A big part of the work that Equity, Diversity, and Inclusion (EDI) does at the University of Utah occurs in its cultural and resource centers, which offer students a sense of belonging no matter how they identify. One of these is the Dream Center that works with DACA (Deferred Action for Childhood Arrivals), unDACAmented, and students with mixed immigration status. These students face particular challenges that must be carefully navigated if they are to attain their full potential while working toward their degree at the U. For the staff of the Dream Center, guiding those students in that journey is a passion born of empathy and understanding.
“Our programs offer a cohort experience to increase belonging and community while supporting student development,” Dream Center director, Rosa Salamanca explains. She says that the Center promotes student belonging and guides them toward post-graduation success through services and programs that enhance the unique experiences of undocumented students and students of immigrant background. Their services support students as they navigate the university and access the resources necessary to thrive in higher education and beyond.
Among the center’s priorities is helping make the university a more welcoming place for undocumented peoples. “This is where the center will lead in policy and practice and be a national model for serving this community,” said Daniel K. Cairo, Assistant Vice President for Equity, Diversity, and Inclusion. “It already is the regional model.”
One new program in particular is helping the Dream Center advance these goals and supporting their students to achieve greater success. The Life After College Program was developed to engage undocumented students in thinking about graduate school and industry opportunities regardless of immigration status. The program requires students to apply and consists of four sessions facilitated by guest speakers who include U of U alumni, current graduate students, industry leaders, and others.
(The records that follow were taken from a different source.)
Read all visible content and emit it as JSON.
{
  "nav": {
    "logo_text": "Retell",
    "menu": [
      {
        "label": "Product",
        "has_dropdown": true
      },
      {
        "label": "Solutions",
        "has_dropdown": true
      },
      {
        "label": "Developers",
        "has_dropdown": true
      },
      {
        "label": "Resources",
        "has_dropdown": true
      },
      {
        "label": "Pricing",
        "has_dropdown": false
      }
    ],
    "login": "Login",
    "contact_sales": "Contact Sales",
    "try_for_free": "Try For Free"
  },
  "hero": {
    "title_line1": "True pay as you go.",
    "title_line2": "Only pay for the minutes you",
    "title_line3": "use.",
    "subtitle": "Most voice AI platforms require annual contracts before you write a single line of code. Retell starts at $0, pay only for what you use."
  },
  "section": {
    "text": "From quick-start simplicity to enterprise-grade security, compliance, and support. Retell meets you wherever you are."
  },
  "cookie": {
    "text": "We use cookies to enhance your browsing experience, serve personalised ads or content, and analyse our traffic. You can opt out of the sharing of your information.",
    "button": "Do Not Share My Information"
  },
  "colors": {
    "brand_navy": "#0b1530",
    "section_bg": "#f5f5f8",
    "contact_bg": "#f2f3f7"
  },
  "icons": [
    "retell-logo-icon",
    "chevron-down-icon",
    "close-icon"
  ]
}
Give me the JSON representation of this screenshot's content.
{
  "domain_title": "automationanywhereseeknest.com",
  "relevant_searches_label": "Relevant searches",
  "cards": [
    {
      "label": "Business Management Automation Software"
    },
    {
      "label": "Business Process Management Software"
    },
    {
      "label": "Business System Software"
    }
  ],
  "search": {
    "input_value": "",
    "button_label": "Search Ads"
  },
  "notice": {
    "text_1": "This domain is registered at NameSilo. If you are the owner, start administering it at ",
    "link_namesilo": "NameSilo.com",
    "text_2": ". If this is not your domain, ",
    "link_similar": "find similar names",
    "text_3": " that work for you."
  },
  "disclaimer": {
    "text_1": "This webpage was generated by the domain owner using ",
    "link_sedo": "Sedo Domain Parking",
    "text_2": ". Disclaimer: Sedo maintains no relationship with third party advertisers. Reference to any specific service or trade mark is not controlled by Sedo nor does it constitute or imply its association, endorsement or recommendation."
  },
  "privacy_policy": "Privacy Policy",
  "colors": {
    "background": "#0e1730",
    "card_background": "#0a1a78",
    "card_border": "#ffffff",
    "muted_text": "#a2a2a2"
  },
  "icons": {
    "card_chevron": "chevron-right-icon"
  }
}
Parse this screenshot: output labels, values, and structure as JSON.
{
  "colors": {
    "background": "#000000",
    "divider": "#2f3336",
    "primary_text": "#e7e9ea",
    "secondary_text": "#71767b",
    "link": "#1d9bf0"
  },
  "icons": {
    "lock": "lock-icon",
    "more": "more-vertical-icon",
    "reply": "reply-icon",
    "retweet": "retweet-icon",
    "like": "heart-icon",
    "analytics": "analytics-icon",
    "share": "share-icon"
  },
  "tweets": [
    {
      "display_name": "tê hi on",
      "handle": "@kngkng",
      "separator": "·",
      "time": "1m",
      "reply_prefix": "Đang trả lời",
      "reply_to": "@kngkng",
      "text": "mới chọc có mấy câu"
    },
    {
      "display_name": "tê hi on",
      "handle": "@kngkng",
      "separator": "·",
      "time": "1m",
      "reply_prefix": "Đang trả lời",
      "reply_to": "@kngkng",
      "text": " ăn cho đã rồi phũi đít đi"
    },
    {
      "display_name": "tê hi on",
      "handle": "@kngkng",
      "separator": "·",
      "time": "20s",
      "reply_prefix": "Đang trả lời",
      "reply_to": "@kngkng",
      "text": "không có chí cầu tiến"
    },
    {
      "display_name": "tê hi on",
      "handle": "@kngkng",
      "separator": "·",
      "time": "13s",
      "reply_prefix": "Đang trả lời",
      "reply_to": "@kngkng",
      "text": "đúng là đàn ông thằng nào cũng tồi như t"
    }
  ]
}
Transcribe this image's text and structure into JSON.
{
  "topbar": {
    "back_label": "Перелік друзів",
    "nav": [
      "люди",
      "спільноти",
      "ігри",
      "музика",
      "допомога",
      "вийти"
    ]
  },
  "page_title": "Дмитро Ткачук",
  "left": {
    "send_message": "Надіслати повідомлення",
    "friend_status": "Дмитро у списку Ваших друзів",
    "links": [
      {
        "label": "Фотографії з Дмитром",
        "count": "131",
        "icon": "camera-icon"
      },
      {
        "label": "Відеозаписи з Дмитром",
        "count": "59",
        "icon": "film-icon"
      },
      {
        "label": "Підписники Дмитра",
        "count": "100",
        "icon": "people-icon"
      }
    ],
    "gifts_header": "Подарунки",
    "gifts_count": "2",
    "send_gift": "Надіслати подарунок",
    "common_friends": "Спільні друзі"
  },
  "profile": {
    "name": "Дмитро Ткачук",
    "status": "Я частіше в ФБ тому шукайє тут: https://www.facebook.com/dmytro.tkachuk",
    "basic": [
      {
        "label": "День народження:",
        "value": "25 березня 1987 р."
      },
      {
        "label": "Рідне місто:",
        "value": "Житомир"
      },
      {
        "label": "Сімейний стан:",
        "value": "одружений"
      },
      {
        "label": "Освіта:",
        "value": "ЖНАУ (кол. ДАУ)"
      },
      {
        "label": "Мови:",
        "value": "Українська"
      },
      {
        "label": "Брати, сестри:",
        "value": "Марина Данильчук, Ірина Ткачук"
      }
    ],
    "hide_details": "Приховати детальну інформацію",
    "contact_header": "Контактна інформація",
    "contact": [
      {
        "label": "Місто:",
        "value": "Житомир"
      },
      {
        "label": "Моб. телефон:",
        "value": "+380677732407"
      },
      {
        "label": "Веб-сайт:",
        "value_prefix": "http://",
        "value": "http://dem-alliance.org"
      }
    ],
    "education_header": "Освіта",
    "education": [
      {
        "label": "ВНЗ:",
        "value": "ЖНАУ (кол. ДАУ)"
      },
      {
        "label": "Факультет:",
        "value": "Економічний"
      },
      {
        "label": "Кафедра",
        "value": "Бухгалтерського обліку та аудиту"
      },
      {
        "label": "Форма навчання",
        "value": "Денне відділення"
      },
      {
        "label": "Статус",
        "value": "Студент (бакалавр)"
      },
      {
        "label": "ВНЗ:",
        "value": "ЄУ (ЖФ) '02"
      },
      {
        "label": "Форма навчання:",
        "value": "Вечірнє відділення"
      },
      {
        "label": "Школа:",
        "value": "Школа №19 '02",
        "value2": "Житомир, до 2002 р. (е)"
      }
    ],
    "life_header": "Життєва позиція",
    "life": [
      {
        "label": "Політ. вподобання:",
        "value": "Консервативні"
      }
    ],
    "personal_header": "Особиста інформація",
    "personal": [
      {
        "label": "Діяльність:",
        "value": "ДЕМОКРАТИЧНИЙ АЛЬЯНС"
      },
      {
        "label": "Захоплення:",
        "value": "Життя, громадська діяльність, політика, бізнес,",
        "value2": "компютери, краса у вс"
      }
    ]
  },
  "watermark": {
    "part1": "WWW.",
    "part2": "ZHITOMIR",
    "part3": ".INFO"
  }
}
By the end of the program, students have a deeper understanding of graduate school and career pathways available to undocumented persons.
Programs such as these help to address specific needs in the undocumented community—needs that can create obstacles to a college education and career success.
“Instability is very prominent in the undocumented community, especially with a political landscape that is constantly putting undocumented students at risk,” Salamanca says, adding that the Dream Center is well aware of how tenuous life can be for individuals who are undocumented. “Students, because of the nature of immigration—and their immigration status—have to become resilient and learn to ask questions about how they can access higher education.”
Salamanca says the Dream Center has developed strategies to help students with these challenges, too. She explains that “we are one of the few institutions in the state that has a connection with a national scholarship that is intended for undocumented students.” The center also works to partner with other programs and connect undocumented U of U students with other undocumented students in Utah and nationally. Making these connections allows students to create networks of support and learn from their peers. “There is real power in numbers,” Salamanca says.
“The Dream Center is not about changing immigration policies,” Salamanca says. She notes that just like other resource centers on campus, her work is focused on clearing pathways to lifelong success for students. “Our job is about providing access to higher education for everybody—and for the Dream Center, that includes undocumented students.” To find out more about the U’s Dream Center and learn how you can get involved, visit the Dream Center website.